The first thing the Second Circuit addressed was whether it has jurisdiction to hear Pilcher’s appeal from a non-final order of the district court denying his motion to proceed anonymously. Typically, the ...
The U.S. Court of Appeals for the Seventh Circuit held on January 28, 2020, that the unsupported statements by confidential informants (“CI”) about drug amounts and transactions outside the direct criminal charges were not enough to support a sentence based on a drug total 32 times higher than the actual drugs seized.
There was no dispute in this case that police seized 143 kg of marijuana and two firearms from Joel Helding’s car and apartment. They also found methamphetamine residue on some digital scales. What was in dispute was how the sentencing judge, William Conley of the U.S. District Court for the Western District of Wisconsin, took the word of CIs which the Presentence Report (“PSR”) used to increase the total drug amount for sentencing to impose a higher sentence.
Helding was charged with possessing with intent to distribute more than 100 kg of marijuana, under 21 U.S.C. § 841(a), and possessing a firearm in furtherance of a drug trafficking crime, under 18 U.S.C. § 924(c). The charges were brought after a CI told Wisconsin police that Helding was transporting drugs into the state. Helding pleaded guilty to both counts, which exposed him to a minimum of ...
The U.S. Court of Appeals for the Ninth Circuit held on January 30, 2020, that the “reclassification” of a prior conviction as a misdemeanor under Proposition 47 created a new judgment in the case that allowed a new federal habeas corpus petition attacking the entire case, which would not be a “second or successive” petition.
Nicolas Morales long ago filed a federal habeas corpus petition under 28 U.S.C. § 2254 challenging his 2009 California attempted robbery conviction and 35-year three-strikes sentence.
That petition was denied by the district court as untimely filed. Years later, the state court granted Morales’ motion to “reclassify” his grand and petty theft convictions in the same case as misdemeanors but left his robbery conviction and sentence intact.
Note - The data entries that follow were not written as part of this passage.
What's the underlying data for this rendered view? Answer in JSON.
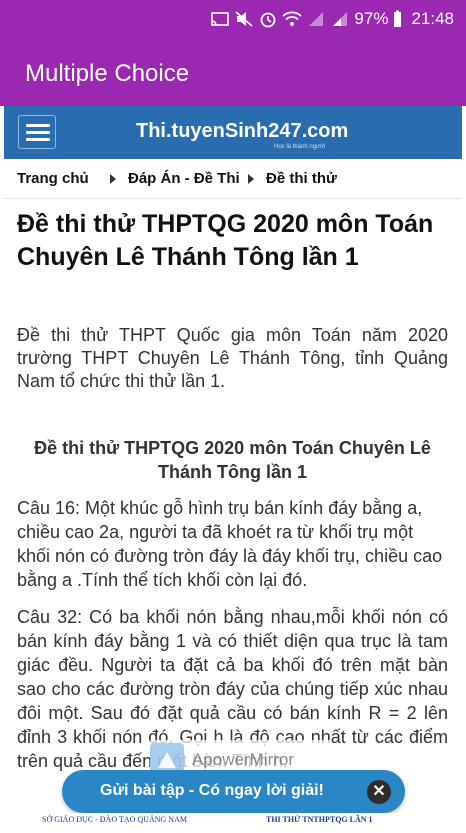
{
  "status_bar": {
    "battery": "97%",
    "time": "21:48"
  },
  "app_bar": {
    "title": "Multiple Choice"
  },
  "site": {
    "logo": "Thi.tuyenSinh247.com",
    "logo_tagline": "Học là thành người"
  },
  "breadcrumb": [
    "Trang chủ",
    "Đáp Án - Đề Thi",
    "Đề thi thử"
  ],
  "article": {
    "title": "Đề thi thử THPTQG 2020 môn Toán Chuyên Lê Thánh Tông lần 1",
    "intro": "Đề thi thử THPT Quốc gia môn Toán năm 2020 trường THPT Chuyên Lê Thánh Tông, tỉnh Quảng Nam tổ chức thi thử lần 1.",
    "subheading": "Đề thi thử THPTQG 2020 môn Toán Chuyên Lê Thánh Tông lần 1",
    "q16": "Câu 16: Một khúc gỗ hình trụ bán kính đáy bằng a, chiều cao 2a, người ta đã khoét ra từ khối trụ một khối nón có đường tròn đáy là đáy khối trụ, chiều cao bằng a .Tính thể tích khối còn lại đó.",
    "q32": "Câu 32: Có ba khối nón bằng nhau,mỗi khối nón có bán kính đáy bằng 1 và có thiết diện qua trục là tam giác đều. Người ta đặt cả ba khối đó trên mặt bàn sao cho các đường tròn đáy của chúng tiếp xúc nhau đôi một. Sau đó đặt quả cầu có bán kính R = 2 lên đỉnh 3 khối nón đó. Gọi h là độ cao nhất từ các điểm trên quả cầu đến mặt bàn. Tính h."
  },
  "watermark": "ApowerMirror",
  "cta": {
    "label": "Gửi bài tập - Có ngay lời giải!"
  },
  "footer_strip": {
    "left": "SỞ GIÁO DỤC - ĐÀO TẠO QUẢNG NAM",
    "right": "THI THỬ TNTHPTQG LẦN 1"
  },
  "colors": {
    "app_bar": "#9b28b1",
    "site_header": "#2a6cb0",
    "cta": "#2b86c5"
  }
}
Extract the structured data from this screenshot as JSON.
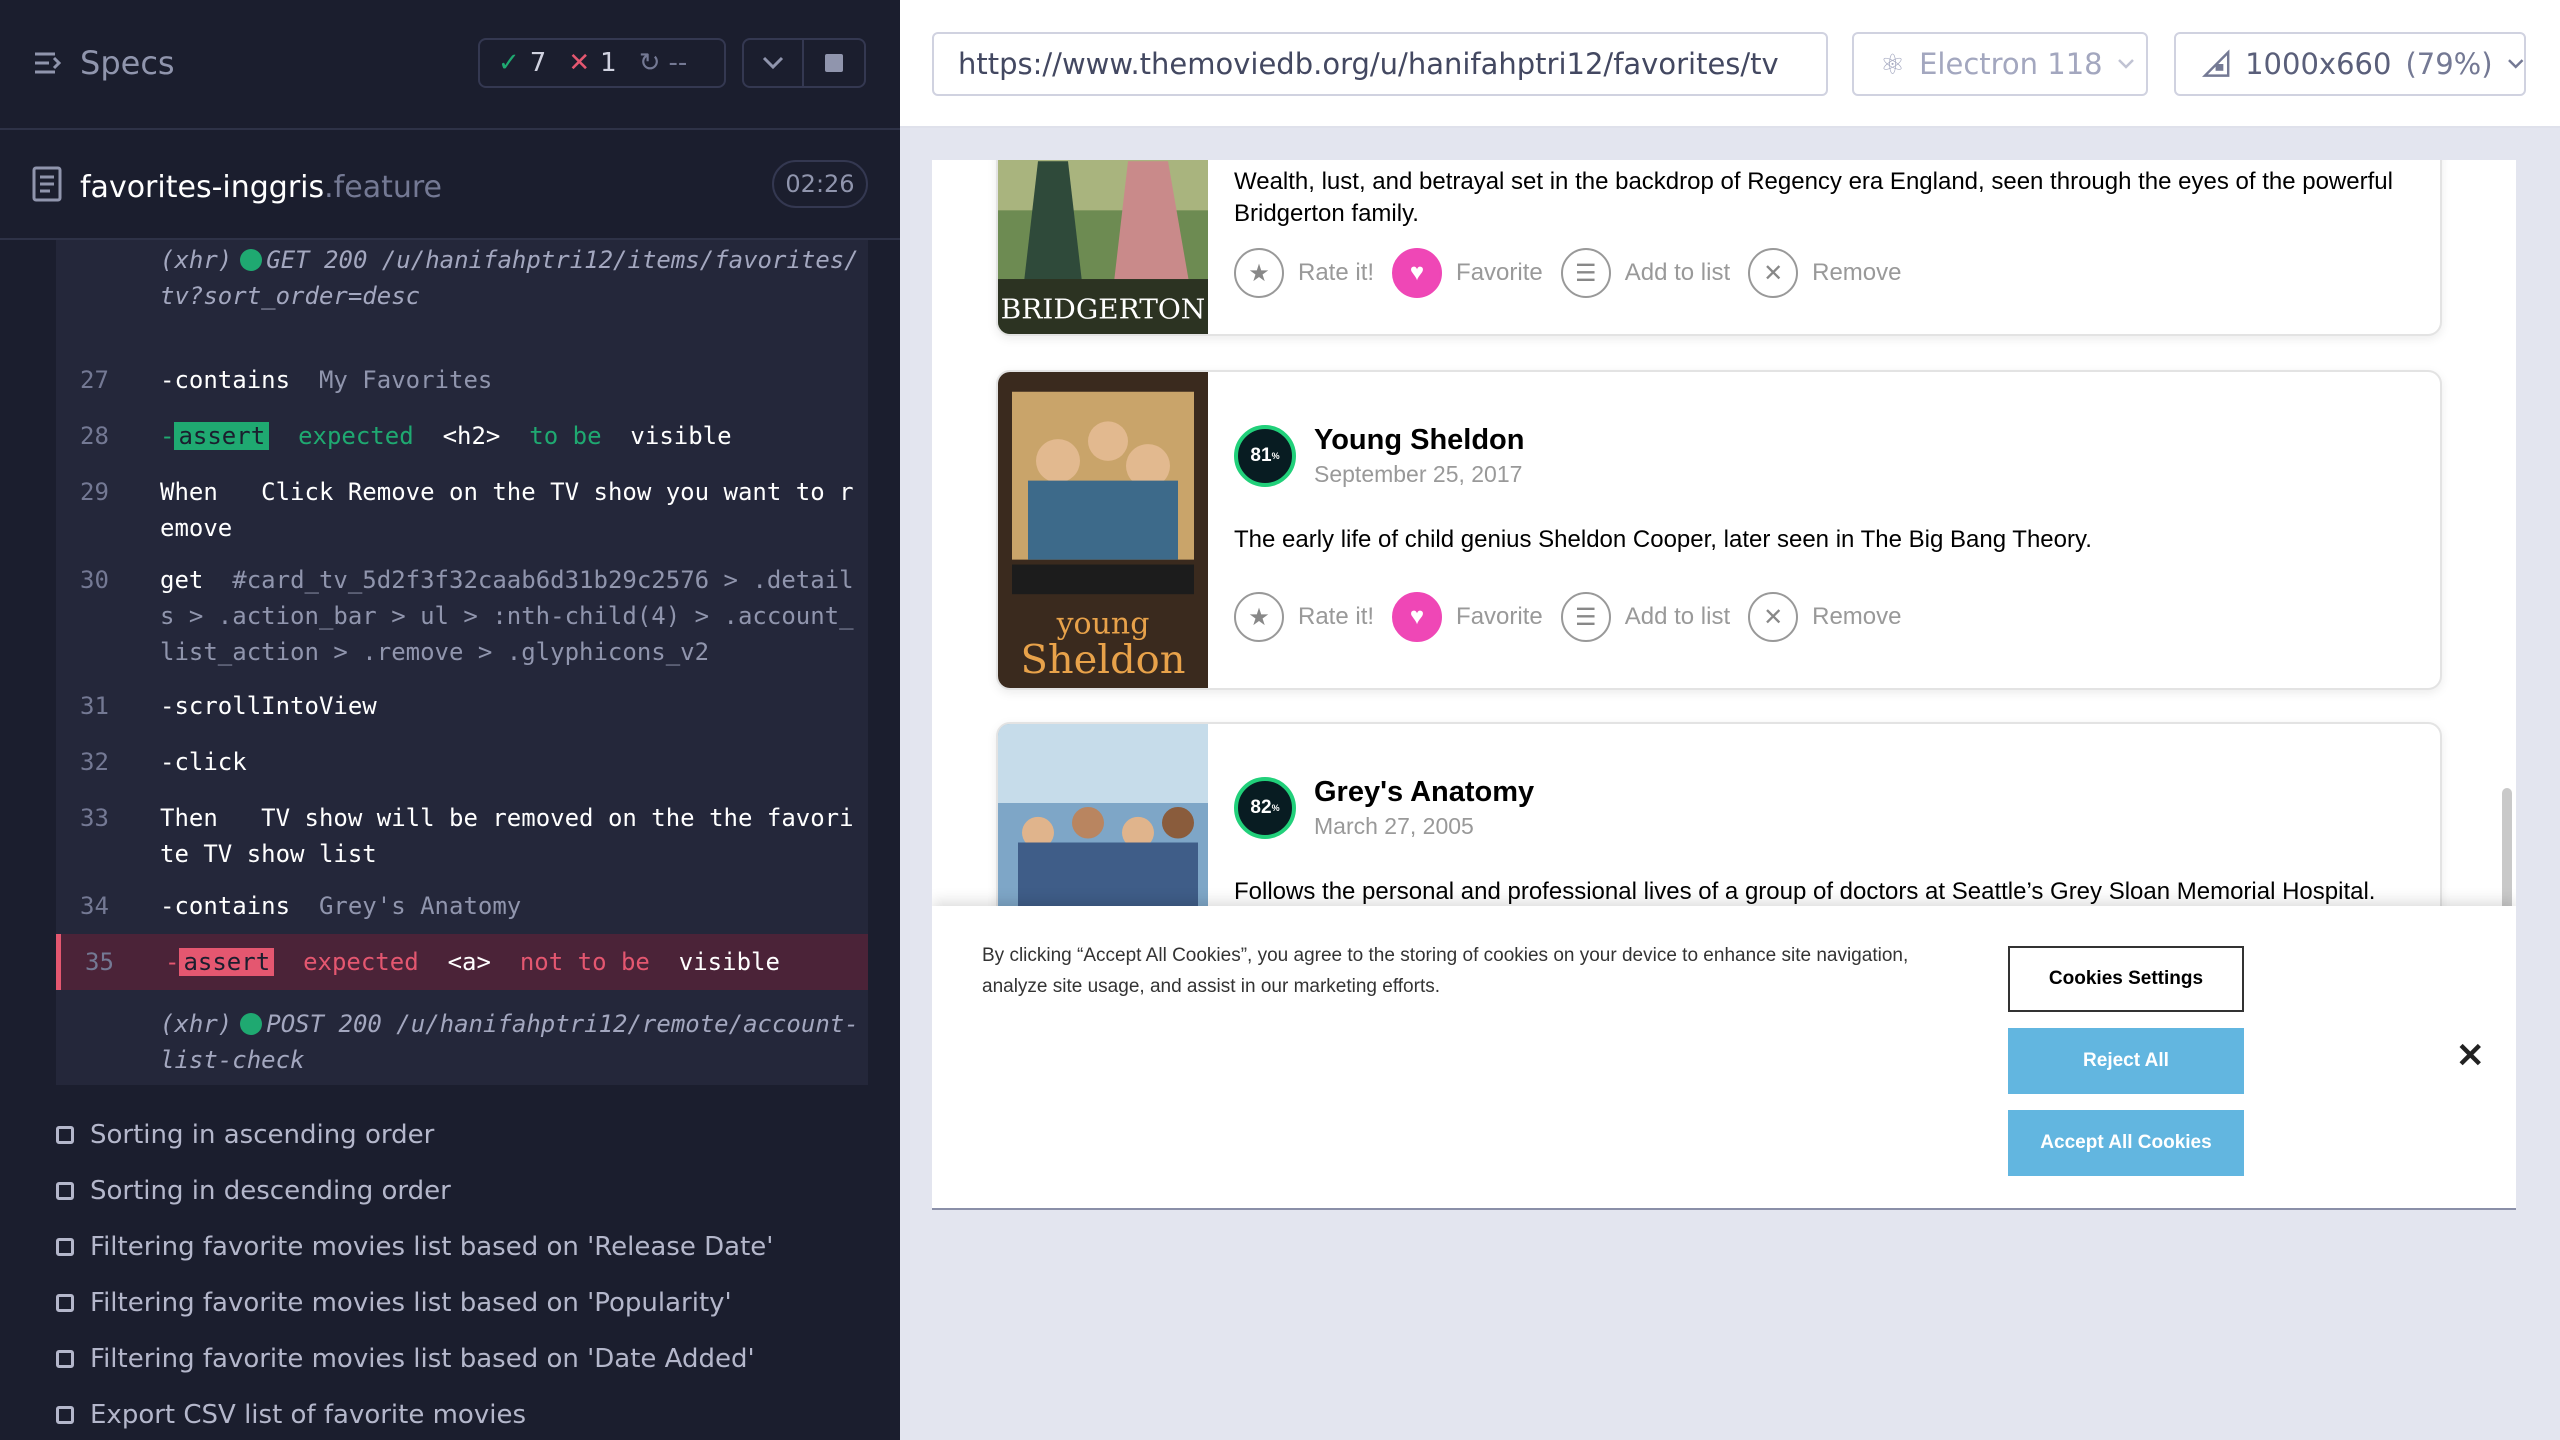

Morales then filed another federal habeas petition challenging his robbery conviction, raising the same claims as his previous petition that was dismissed. The district court this time dismissed Morales’ petition as an unauthorized “second or successive” petition, finding that Proposition 47 did not create a new judgment in the state case and Morales was therefore trying to challenge the same judgment as before, which is prohibited under the Antiterrorism and Death Penalty Act without authorization ...